1. Princeton (18-5, 9-1 Ivy)
The Tigers have it all on the table. Princeton’s toughest game remaining, according to KenPom, will be at Harvard next weekend, not hosting Columbia Friday night. But Princeton’s lowest win probability, which comes visiting the Crimson, is still 75 percent. To take advantage of a favorable schedule, Princeton must continue firing on all cylinders offensively, which means getting the most out of X-factor Amir Bell, whose effective field goal percentage has been solid ever since he dominated in the Ivy opener at the Palestra.
During Rex Ryan’s final season with the New York Jets in 2014, there was often so much chaos on the field I remember TV color analyst Cris Collingsworth lamenting that he often had “no idea what the Jets were doing.” For the past few years, I could say the same thing about the Quakers: the fouls, the turnovers, the fistfights, the lack of spirit and, of course, the confinement sentencings. After this weekend’s games, it appears Steve Donahue appears to have at least restored our dignity.
That escalated quickly. I mean, that really got out of hand fast. The Tigers cleaned out Cornell from wire to wire, racing out to a 33-8 lead in the first 10:20 and never looking back. Princeton shot 50 percent from the floor, anchored as usual by Henry Caruso’s 13-point, seven-rebound, two-assist, two-steal performance, with 13 additional points from Amir Bell. Freshmen Devin Cannady and Myles Stephens combined for 21 points on 7-for-11 shooting off the bench, including 3-for-4 beyond the arc from Cannady.
The Ivy hoops fan base is a small and select group. Unlike other colleges (and I use the term extremely judiciously for most institutions located outside The Eight) there are few zealots. However, there are two who deserve a certain amount of praise.
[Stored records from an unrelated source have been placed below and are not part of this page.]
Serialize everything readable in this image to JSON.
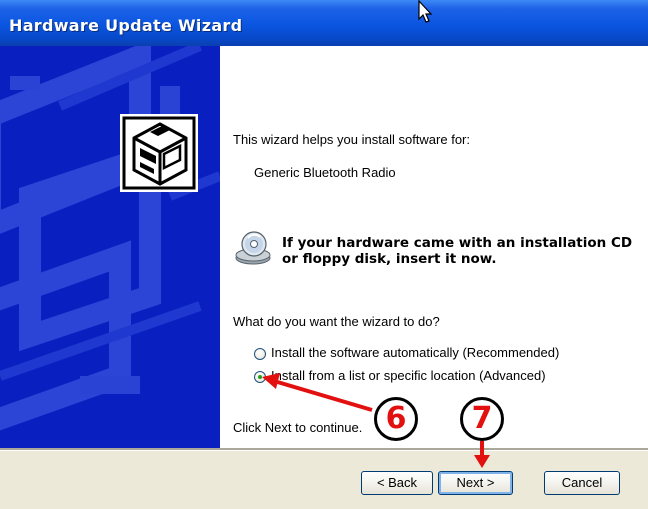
{
  "window": {
    "title": "Hardware Update Wizard"
  },
  "content": {
    "intro": "This wizard helps you install software for:",
    "device_name": "Generic Bluetooth Radio",
    "cd_notice_line1": "If your hardware came with an installation CD",
    "cd_notice_line2": "or floppy disk, insert it now.",
    "question": "What do you want the wizard to do?",
    "options": [
      {
        "label": "Install the software automatically (Recommended)",
        "selected": false
      },
      {
        "label": "Install from a list or specific location (Advanced)",
        "selected": true
      }
    ],
    "footer_hint": "Click Next to continue."
  },
  "buttons": {
    "back": "< Back",
    "next": "Next >",
    "cancel": "Cancel"
  },
  "annotations": {
    "step6": "6",
    "step7": "7",
    "color": "#e31010"
  },
  "icons": [
    "hardware-icon",
    "cd-icon",
    "cursor-icon"
  ]
}
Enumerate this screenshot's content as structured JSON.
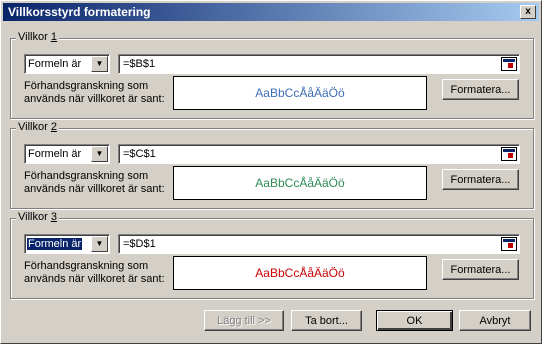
{
  "window": {
    "title": "Villkorsstyrd formatering",
    "close_label": "x"
  },
  "conditions": [
    {
      "legend": "Villkor",
      "number": "1",
      "operator": "Formeln är",
      "formula": "=$B$1",
      "preview_label": "Förhandsgranskning som används när villkoret är sant:",
      "preview_text": "AaBbCcÅåÄäÖö",
      "preview_color": "#3c6db4",
      "format_button": "Formatera..."
    },
    {
      "legend": "Villkor",
      "number": "2",
      "operator": "Formeln är",
      "formula": "=$C$1",
      "preview_label": "Förhandsgranskning som används när villkoret är sant:",
      "preview_text": "AaBbCcÅåÄäÖö",
      "preview_color": "#2e8b57",
      "format_button": "Formatera..."
    },
    {
      "legend": "Villkor",
      "number": "3",
      "operator": "Formeln är",
      "formula": "=$D$1",
      "preview_label": "Förhandsgranskning som används när villkoret är sant:",
      "preview_text": "AaBbCcÅåÄäÖö",
      "preview_color": "#cc0000",
      "format_button": "Formatera..."
    }
  ],
  "buttons": {
    "add": "Lägg till >>",
    "remove": "Ta bort...",
    "ok": "OK",
    "cancel": "Avbryt"
  }
}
Thus I would like to dedicate this Power Poll to two of the stalwarts of our avocation, namely, Michael James (@Ivybball) and the Cornell Basketball Blog. They both add a certain dimension to the analysis of watching Ivy hoops and they couldn’t be more different. Their occasional domestic spats on social media are legendary — the cool, calculating number-cruncher versus the overly emotional and often fairly delusional Big Red fan. One, a haughty winner in the recent Ivy rooting sweepstakes and the other, a “we try harder” guy who still wishes beyond any reasonable hope that it was still 2009 and Jeff Foote was roaming the Ithaca post. In essence, these two play the Spock and McCoy respectively in Ivy hoops coverage to my omniscient, gallant, rational, and let’s be fair, womanizing, Kirk. With these two in mind, and six games into the 14-Game Tournament, here is my usual Penn-centric IHO power poll.